"The simplicity and low cost of tools to edit the genetic code means “garage scientists” - or amateurs with some skill - can now perform their own experiments, posing a potential risk from the release of GM bugs, a new reportsuggests.
In a report published on Friday, the Nuffield Council on Bioethics said that the rise in precision “gene editing” tools had revolutionised biomedical research over the past ten years and could potentially have a dramatic impact on human society.
But it found that the materials needed to perform basic experiments were available to enthusiasts outside academia and established labs. This year, one firm began to sell a kit for £100 to DIY biology interest groups that allowed them to render the common soil microbe, E coli, resistant to the antibiotic streptomycin.
The report goes on to say that genetic technology has become so powerful that nations need to decide whether or not doctors should ever be allowed to modify the human species.

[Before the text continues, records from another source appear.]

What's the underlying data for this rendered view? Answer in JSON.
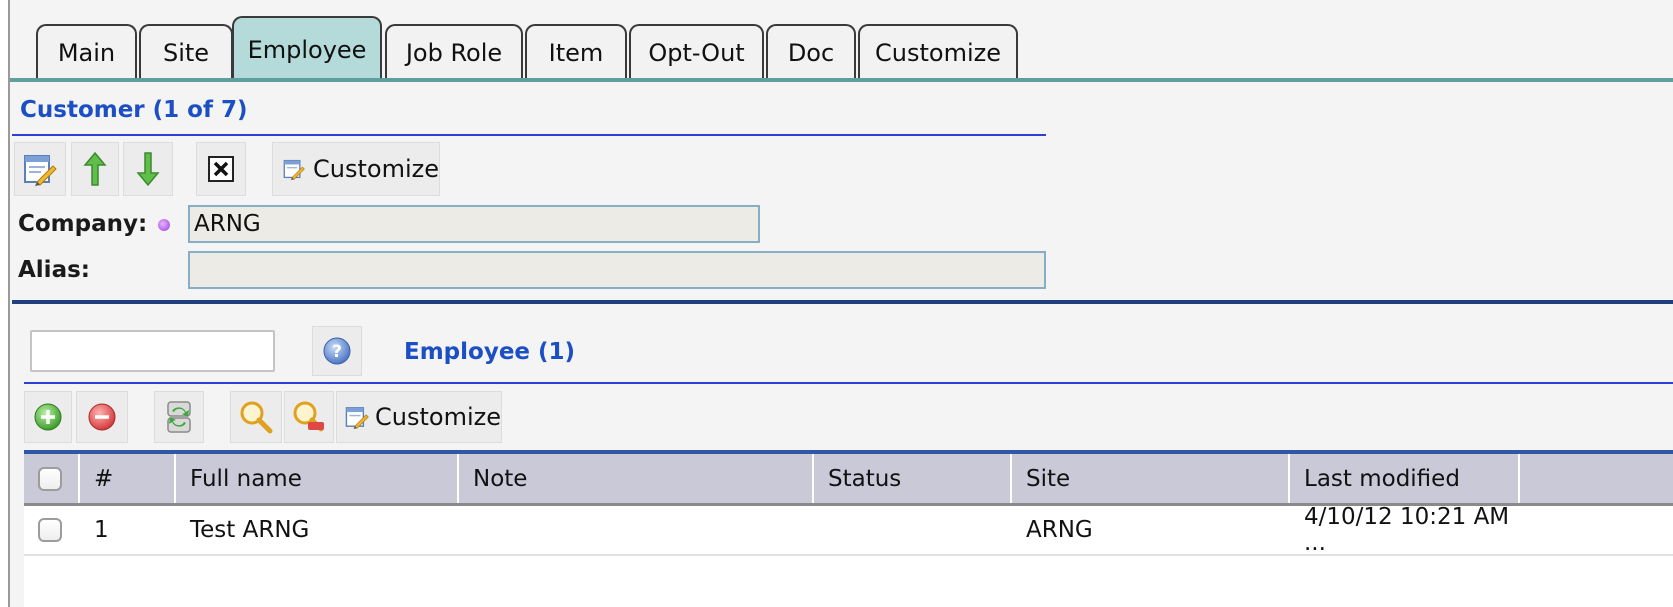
{
  "tabs": [
    {
      "label": "Main"
    },
    {
      "label": "Site"
    },
    {
      "label": "Employee"
    },
    {
      "label": "Job Role"
    },
    {
      "label": "Item"
    },
    {
      "label": "Opt-Out"
    },
    {
      "label": "Doc"
    },
    {
      "label": "Customize"
    }
  ],
  "active_tab": "Employee",
  "customer": {
    "title": "Customer (1 of 7)",
    "toolbar": {
      "icons": [
        "edit-icon",
        "arrow-up-icon",
        "arrow-down-icon",
        "close-box-icon",
        "customize-icon"
      ],
      "customize_label": "Customize"
    },
    "company_label": "Company:",
    "company_value": "ARNG",
    "alias_label": "Alias:",
    "alias_value": ""
  },
  "employee": {
    "search_value": "",
    "title": "Employee (1)",
    "toolbar": {
      "icons": [
        "add-icon",
        "remove-icon",
        "refresh-icon",
        "search-icon",
        "clear-search-icon",
        "customize-icon"
      ],
      "customize_label": "Customize"
    },
    "columns": [
      "#",
      "Full name",
      "Note",
      "Status",
      "Site",
      "Last modified"
    ],
    "rows": [
      {
        "num": "1",
        "full_name": "Test ARNG",
        "note": "",
        "status": "",
        "site": "ARNG",
        "last_modified": "4/10/12 10:21 AM ..."
      }
    ]
  },
  "colors": {
    "tab_active": "#b4dbd9",
    "tab_line": "#5e9e9c",
    "title_blue": "#1c4fc4",
    "grid_header": "#c9c9d8"
  }
}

While the creation of GM humans is not on the horizon yet, the risks and benefits of modifying a person’s genome - and having those changes pass on to future generations - are so complex that they demand urgent ethical scrutiny, the review found."